There are several different factors that determine the aesthetic of any given lens, but today we're just going to be focusing on the basics. Focal length is one of the more straight-forward aspects of lens design. In the simplest sense, focal length is the physical distance between the imaging plane (ie. the sensor) and the optical center of the lens. Focal length values - which are expressed in millimeters - are basic measurements of how wide or zoomed-in a particular lens is. Easy enough, right? Where things start to get more complicated, however, is with all of the different aesthetic implications that the focal length of a lens has on the the final image.
The easiest to understand of these implications is field of view. When combined with a certain sensor size, the focal length of a lens is what determines field of view, or how much/how little of an image is actually being captured by the sensor. Here's an excellent and in-depth tutorial from Tuts+ on the topics of focal length and field of view that explains all of these concepts and explores how they're related.
Obviously field of view is a basic, albeit incredibly powerful tool for cinematographers, as it allows them the ability to directly manipulate the mise en scène of any given shot by including or excluding certain elements from the frame. Take a look at just how many aesthetic possibilities there are when focal length drastically changes and the camera stays in one position. Here we see everything from an extreme telephoto focal length of 580mm all the way down to an extreme wide of 8mm (from Vimeo user Pixine).
Outside of determining field of view, however, the focal length of a lens can produce a wide range of aesthetic qualities that can have drastic effects on how an audience perceives an image. First and foremost is the issue of depth. Depth cues - or differences in light, shadow, and spatial relation that trick our brains into perceiving a three-dimensional space in a two-dimensional medium - are rendered differently by different focal lengths. Say you frame up a medium shot of your subject. With wider lenses, the depth cues in the scene become elongated and are seemingly pushed farther apart. In a sense, wider lenses artificially add depth to a scene. The wider the lens, the more dramatic this effect becomes.
When you frame up the same medium shot with a telephoto lens, however, the exact opposite happens. The depth cues within the scene become compressed, which creates the illusion that everything in the scene is much closer together than it is in reality. Additionally, where wide lenses tend to add depth, telephoto lenses tend to flatten images and the individual elements in those images.
For one of the best (and most quirky) rundowns and examples of the aesthetic properties of different focal lengths, here's a wonderfully educational video from the University of North Carolina Wilmington and YouTube user HorrorOldSchool:

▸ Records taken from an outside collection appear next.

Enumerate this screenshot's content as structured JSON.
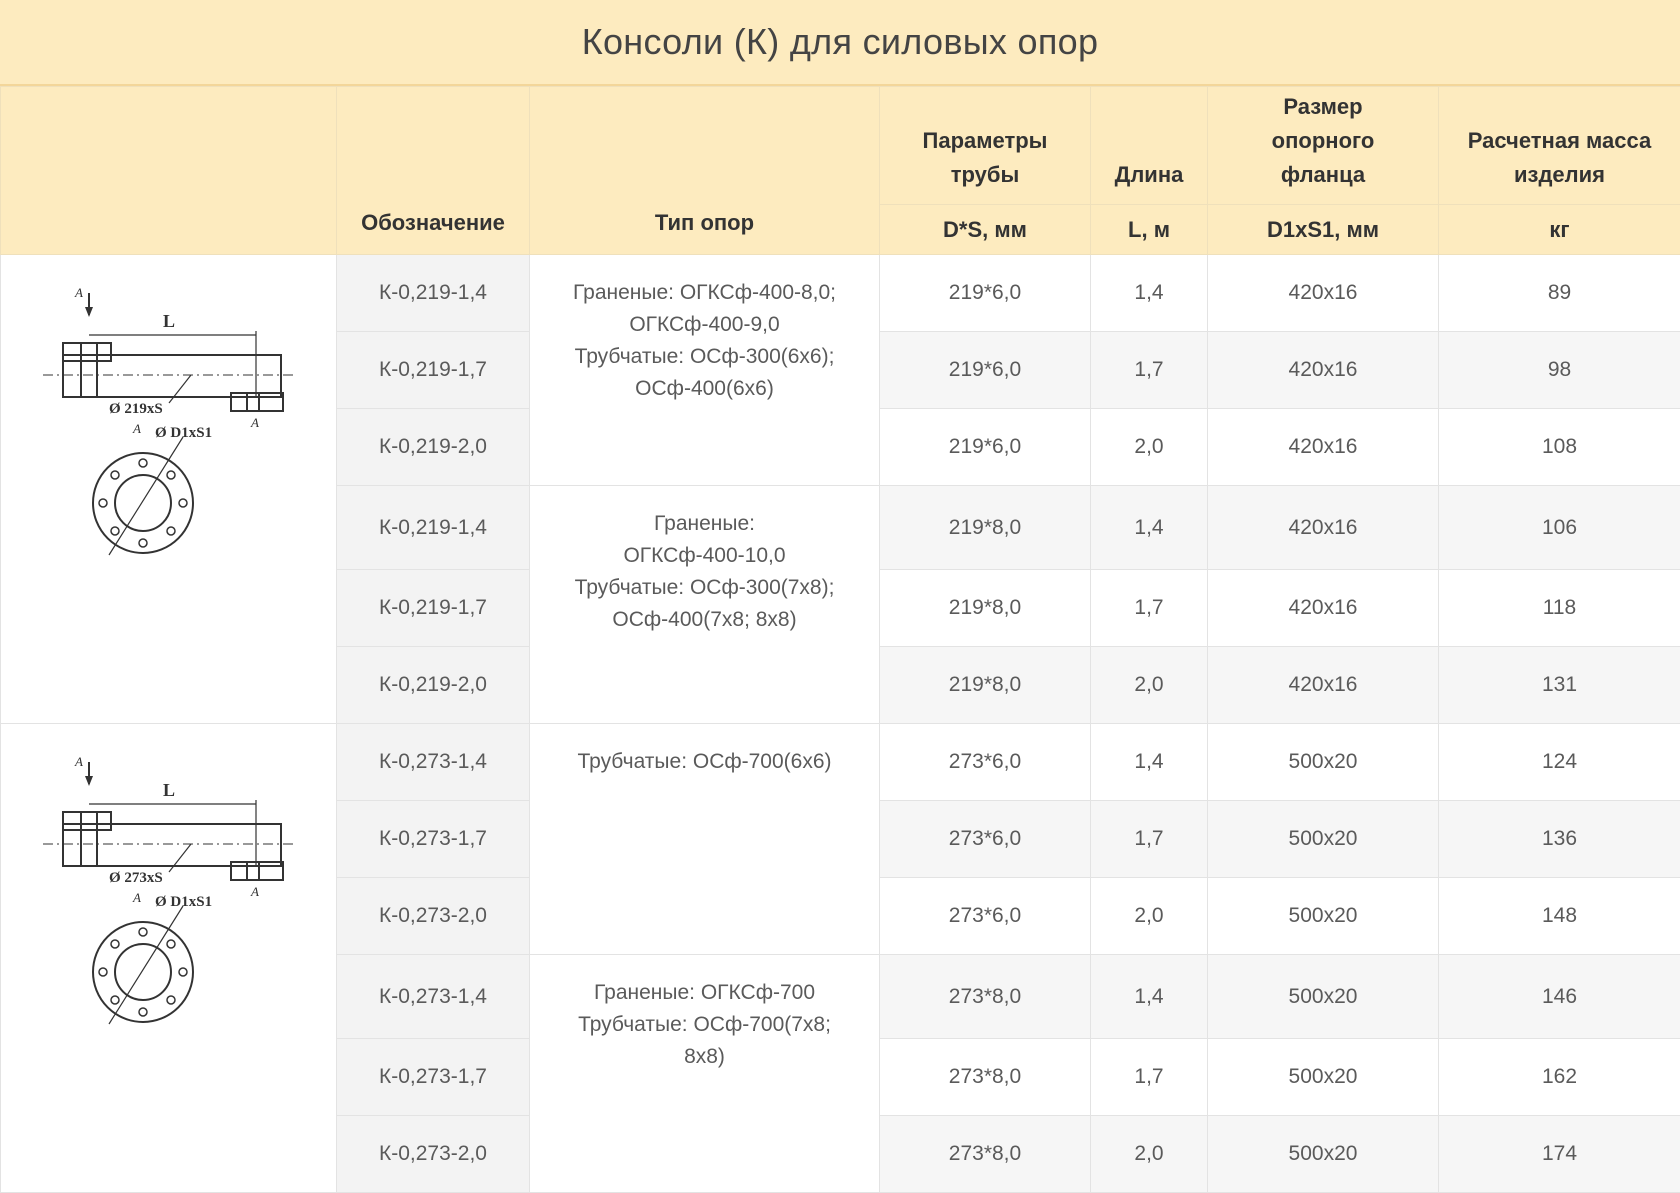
{
  "title": "Консоли (К) для силовых опор",
  "headers": {
    "designation": "Обозначение",
    "support_type": "Тип опор",
    "pipe_params_1": "Параметры",
    "pipe_params_2": "трубы",
    "length": "Длина",
    "flange_1": "Размер",
    "flange_2": "опорного",
    "flange_3": "фланца",
    "mass_1": "Расчетная масса",
    "mass_2": "изделия",
    "unit_pipe": "D*S, мм",
    "unit_length": "L, м",
    "unit_flange": "D1xS1, мм",
    "unit_mass": "кг"
  },
  "drawings": [
    {
      "length_label": "L",
      "pipe_label": "Ø 219xS",
      "flange_label": "Ø D1xS1",
      "section_label": "A"
    },
    {
      "length_label": "L",
      "pipe_label": "Ø 273xS",
      "flange_label": "Ø D1xS1",
      "section_label": "A"
    }
  ],
  "groups": [
    {
      "type_lines": [
        "Граненые: ОГКСф-400-8,0;",
        "ОГКСф-400-9,0",
        "Трубчатые: ОСф-300(6х6);",
        "ОСф-400(6х6)"
      ]
    },
    {
      "type_lines": [
        "Граненые:",
        "ОГКСф-400-10,0",
        "Трубчатые: ОСф-300(7х8);",
        "ОСф-400(7х8; 8х8)"
      ]
    },
    {
      "type_lines": [
        "Трубчатые: ОСф-700(6х6)"
      ]
    },
    {
      "type_lines": [
        "Граненые: ОГКСф-700",
        "Трубчатые: ОСф-700(7х8;",
        "8х8)"
      ]
    }
  ],
  "rows": [
    {
      "designation": "К-0,219-1,4",
      "pipe": "219*6,0",
      "length": "1,4",
      "flange": "420х16",
      "mass": "89"
    },
    {
      "designation": "К-0,219-1,7",
      "pipe": "219*6,0",
      "length": "1,7",
      "flange": "420х16",
      "mass": "98"
    },
    {
      "designation": "К-0,219-2,0",
      "pipe": "219*6,0",
      "length": "2,0",
      "flange": "420х16",
      "mass": "108"
    },
    {
      "designation": "К-0,219-1,4",
      "pipe": "219*8,0",
      "length": "1,4",
      "flange": "420х16",
      "mass": "106"
    },
    {
      "designation": "К-0,219-1,7",
      "pipe": "219*8,0",
      "length": "1,7",
      "flange": "420х16",
      "mass": "118"
    },
    {
      "designation": "К-0,219-2,0",
      "pipe": "219*8,0",
      "length": "2,0",
      "flange": "420х16",
      "mass": "131"
    },
    {
      "designation": "К-0,273-1,4",
      "pipe": "273*6,0",
      "length": "1,4",
      "flange": "500х20",
      "mass": "124"
    },
    {
      "designation": "К-0,273-1,7",
      "pipe": "273*6,0",
      "length": "1,7",
      "flange": "500х20",
      "mass": "136"
    },
    {
      "designation": "К-0,273-2,0",
      "pipe": "273*6,0",
      "length": "2,0",
      "flange": "500х20",
      "mass": "148"
    },
    {
      "designation": "К-0,273-1,4",
      "pipe": "273*8,0",
      "length": "1,4",
      "flange": "500х20",
      "mass": "146"
    },
    {
      "designation": "К-0,273-1,7",
      "pipe": "273*8,0",
      "length": "1,7",
      "flange": "500х20",
      "mass": "162"
    },
    {
      "designation": "К-0,273-2,0",
      "pipe": "273*8,0",
      "length": "2,0",
      "flange": "500х20",
      "mass": "174"
    }
  ]
}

Last, but certainly not least, is the issue of depth of field, something with which all of us are familiar. Depth of field is defined as the distance between the nearest and farthest points of an image where that image is in focus. Put into visual terms, wider depth of field results in images where everything, or most things, appear in focus. Shallow or narrow depth of field, on the other hand, results in images where only a small portion of the image is in focus, and where everything else falls out of focus to varying degrees.
Although lens aperture is widely considered to be the most important factor when trying to achieve a narrow depth of field, the focal length of your lens actually plays the most significant role. Wider lenses inherently reduce depth of field, creating images where more elements are in focus at once, whereas telephoto lenses enable shallower depth of field. Of course, if you're hoping to achieve a certain depth of field, whether it be wide or narrow, there are several other technical factors to consider including the minimum and maximum apertures of the lens, the sensor or film size that you're shooting with, and the distance between your lens and your subject. The closer your subject is to the lens, the more out of focus their background will be. The closer the lens is to infinity focus, the wider the depth of field will appear to be.

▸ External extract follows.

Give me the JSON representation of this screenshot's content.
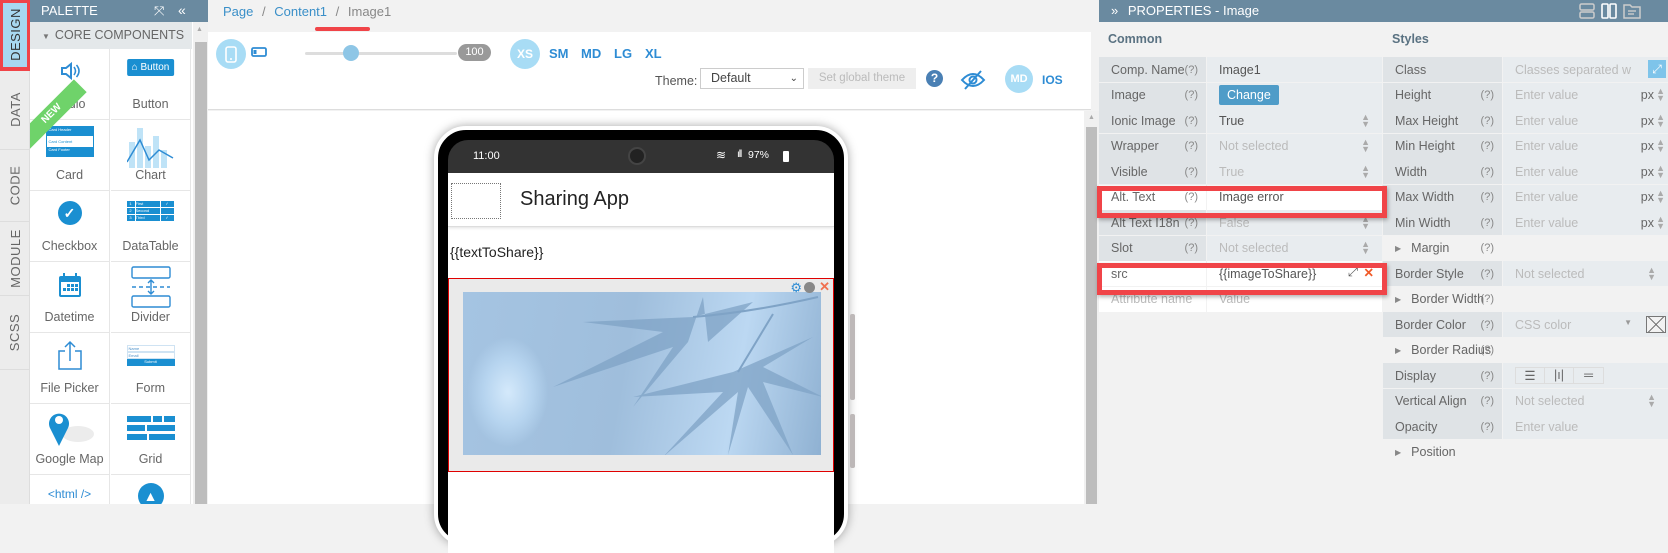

What are some of your favorite focal lengths to shoot with and why? How do you guys use different focal lengths to effectively tell a story? Let us know down in the comments!
This post originally appeared on No Film School.
If you enjoyed this article, you'll love the Filmmaker's Process newsletter. Each week, we share our latest posts, a weekly filmmaking resource, curated stories from around the web, a short film that we love, and a healthy dose of filmmaking inspiration.
Are you ready to take your filmmaking to the next level?